Diners nostalgic about the Mill River Inn will enter the old address and find what must be, short of bulldozing, the year's most extreme makeover.
Maybe it's the combination of televisions and disco balls, the crystal chandelier or the exposed ductwork; perhaps the illuminated signs for "bagno" and "fuoco," or the "Come Fly With Me," "Mala Femina" voices of Frank Sinatra and Jerry Vale. Possibly the focal-point bar or the aphorisms on the walls, the canopy with the "S."
But what really makes the difference here is that everybody seems to be having a high-decibel good time instead of keeping to hushed tones and reverential nods.
Basically, what used to be a 14-table room with subtle gray wainscoting, serene Planting Fields photos and baroque music is, as one night's classic movie-on-TV underscored, via col vento.

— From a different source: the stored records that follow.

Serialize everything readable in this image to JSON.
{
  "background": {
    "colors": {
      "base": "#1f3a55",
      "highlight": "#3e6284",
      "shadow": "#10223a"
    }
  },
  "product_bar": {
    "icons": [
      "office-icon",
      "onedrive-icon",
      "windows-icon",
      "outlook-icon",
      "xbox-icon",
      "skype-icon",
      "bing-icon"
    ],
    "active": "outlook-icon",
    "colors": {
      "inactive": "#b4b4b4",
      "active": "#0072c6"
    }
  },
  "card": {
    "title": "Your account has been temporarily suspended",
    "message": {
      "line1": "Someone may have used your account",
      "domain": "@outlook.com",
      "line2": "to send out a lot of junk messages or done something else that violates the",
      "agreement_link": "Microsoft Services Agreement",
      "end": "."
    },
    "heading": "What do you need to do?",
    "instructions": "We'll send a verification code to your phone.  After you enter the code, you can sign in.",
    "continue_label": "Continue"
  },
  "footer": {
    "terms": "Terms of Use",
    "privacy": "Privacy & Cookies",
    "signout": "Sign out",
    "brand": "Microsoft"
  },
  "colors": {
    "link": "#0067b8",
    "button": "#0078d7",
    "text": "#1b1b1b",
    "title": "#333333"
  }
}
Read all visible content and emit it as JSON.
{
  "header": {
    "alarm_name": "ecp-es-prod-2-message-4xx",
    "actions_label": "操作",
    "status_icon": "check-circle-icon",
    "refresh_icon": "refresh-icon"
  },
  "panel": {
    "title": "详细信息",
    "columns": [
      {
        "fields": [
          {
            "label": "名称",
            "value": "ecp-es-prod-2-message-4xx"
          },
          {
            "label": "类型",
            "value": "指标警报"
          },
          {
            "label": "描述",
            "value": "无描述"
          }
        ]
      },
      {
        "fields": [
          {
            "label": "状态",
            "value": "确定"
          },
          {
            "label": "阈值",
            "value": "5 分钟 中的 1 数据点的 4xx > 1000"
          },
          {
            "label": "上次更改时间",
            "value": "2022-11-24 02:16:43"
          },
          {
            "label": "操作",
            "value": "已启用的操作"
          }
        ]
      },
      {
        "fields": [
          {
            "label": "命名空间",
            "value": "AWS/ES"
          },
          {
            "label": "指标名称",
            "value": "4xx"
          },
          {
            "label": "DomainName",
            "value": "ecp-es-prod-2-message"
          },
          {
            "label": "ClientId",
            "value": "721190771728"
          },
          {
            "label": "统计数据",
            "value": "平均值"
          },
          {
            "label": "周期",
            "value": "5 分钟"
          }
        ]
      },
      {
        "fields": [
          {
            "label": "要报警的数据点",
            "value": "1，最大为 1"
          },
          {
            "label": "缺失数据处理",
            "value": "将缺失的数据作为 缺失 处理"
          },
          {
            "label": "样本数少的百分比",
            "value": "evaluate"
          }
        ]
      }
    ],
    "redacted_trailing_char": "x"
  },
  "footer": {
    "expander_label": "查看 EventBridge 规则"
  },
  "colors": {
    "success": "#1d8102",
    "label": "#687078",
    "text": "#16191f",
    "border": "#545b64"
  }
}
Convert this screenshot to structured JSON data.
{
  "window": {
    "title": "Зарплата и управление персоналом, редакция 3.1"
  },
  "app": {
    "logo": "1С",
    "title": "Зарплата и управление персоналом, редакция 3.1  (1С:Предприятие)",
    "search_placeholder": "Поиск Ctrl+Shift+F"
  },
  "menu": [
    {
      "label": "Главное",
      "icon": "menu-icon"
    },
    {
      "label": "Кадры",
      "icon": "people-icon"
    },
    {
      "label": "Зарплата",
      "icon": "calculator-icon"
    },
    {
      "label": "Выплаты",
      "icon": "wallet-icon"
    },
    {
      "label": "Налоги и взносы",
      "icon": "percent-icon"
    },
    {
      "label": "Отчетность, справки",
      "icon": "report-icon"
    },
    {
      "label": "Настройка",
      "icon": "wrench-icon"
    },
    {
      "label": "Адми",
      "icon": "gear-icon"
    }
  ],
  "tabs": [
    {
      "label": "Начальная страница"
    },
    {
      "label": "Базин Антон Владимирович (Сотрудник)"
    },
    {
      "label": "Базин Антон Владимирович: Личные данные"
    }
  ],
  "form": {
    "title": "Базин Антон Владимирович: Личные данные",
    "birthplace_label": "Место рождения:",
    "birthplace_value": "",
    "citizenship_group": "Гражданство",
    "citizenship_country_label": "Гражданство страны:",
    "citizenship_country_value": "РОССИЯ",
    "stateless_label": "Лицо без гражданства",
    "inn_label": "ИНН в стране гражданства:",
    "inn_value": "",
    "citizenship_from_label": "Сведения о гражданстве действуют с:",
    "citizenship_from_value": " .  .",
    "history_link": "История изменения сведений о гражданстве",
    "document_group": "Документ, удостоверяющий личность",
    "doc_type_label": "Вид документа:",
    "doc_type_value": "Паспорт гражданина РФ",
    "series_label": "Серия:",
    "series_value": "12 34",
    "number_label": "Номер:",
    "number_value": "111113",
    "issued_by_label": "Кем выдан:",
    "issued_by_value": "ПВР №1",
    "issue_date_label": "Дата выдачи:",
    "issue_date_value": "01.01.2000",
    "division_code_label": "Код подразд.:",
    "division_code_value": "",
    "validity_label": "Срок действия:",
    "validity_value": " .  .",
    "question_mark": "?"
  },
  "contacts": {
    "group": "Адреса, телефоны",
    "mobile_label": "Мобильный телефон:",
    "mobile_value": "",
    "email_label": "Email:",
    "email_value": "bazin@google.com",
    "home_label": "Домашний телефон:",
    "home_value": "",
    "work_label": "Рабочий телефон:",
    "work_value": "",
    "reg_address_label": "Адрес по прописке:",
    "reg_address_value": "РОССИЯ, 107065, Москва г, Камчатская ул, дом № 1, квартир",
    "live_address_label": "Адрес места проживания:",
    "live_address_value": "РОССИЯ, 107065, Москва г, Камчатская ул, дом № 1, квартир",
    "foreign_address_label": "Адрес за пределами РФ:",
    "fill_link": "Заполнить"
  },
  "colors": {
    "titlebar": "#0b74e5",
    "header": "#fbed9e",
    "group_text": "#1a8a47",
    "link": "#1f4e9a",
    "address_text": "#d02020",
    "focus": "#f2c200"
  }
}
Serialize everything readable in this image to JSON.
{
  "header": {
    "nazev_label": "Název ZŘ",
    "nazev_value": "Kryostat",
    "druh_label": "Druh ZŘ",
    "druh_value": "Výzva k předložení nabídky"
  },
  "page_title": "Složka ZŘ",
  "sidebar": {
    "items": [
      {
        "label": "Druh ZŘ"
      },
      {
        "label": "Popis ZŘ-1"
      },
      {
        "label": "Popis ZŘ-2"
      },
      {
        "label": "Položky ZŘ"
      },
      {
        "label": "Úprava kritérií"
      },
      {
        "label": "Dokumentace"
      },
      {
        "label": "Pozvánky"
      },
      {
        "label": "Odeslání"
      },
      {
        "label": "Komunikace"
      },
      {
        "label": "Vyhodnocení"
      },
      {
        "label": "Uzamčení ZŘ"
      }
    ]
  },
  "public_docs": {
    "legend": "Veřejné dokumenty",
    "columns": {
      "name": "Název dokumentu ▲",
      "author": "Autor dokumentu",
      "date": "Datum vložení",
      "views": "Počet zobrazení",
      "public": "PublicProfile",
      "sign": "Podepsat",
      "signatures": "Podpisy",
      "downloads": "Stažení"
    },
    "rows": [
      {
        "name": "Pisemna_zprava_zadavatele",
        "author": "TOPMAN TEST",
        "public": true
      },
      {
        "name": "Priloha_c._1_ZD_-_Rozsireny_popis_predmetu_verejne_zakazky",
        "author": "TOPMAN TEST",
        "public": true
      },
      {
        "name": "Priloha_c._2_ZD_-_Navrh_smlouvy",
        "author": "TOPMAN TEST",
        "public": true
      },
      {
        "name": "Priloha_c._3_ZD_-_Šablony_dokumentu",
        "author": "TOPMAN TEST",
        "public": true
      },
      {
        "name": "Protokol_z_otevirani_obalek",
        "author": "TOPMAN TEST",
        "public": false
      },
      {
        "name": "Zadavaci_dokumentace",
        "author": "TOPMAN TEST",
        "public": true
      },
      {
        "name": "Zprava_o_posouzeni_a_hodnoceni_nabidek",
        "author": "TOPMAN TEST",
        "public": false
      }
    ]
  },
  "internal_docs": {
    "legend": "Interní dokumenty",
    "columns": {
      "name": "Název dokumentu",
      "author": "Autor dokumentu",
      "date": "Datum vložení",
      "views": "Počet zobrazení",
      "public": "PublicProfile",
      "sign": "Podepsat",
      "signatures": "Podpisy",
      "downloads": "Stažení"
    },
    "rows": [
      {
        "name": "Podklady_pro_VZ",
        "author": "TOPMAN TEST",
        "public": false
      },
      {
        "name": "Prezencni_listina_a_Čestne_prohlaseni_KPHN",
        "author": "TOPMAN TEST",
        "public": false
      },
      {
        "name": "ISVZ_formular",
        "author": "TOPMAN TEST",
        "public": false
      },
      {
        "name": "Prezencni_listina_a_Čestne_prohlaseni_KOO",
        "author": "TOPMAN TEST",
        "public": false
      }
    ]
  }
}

The food is hearty and no-nonsense. Enjoy it.
So order that straightforward appetizer of meatballs and salad, a homey little lunch posing as an appetizer. Try the combo of shrimp and clams finished with white wine and garlic, two rafts of grilled bread afloat in the broth. Sample the squares of zucchini stuffed with well-seasoned ricotta and made into packages before they're drizzled with balsamic vinegar and white truffle oil. Cut into the eggplant tower, breaded and fried, layered with mozzarella, dotted with olive oil and a few more drops of balsamic vinegar. Refresh yourself with a fennel salad. And then order pasta Serata, pappardelle in a luxe cream sauce, with Parmesan and pecorino cheeses, wrapped up with ribbons of prosciutto. Penne with crushed pistachios, onion, white wine, olive oil and cream is a diverting alternative. Of course, the linguine with white clam sauce is fine. Likewise, juicy sliced strip steak, dubbed "blackened Tuscan," and very nutty sole amandine. Respectable cannoli.
Dry spaghetti Bolognese, chewy grilled octopus, overcooked tuna, stemmy broccoli rabe "sliders," overdone chicken Parm sliders, standard-issue branzino, routine cheesecake.
THE BOTTOM LINE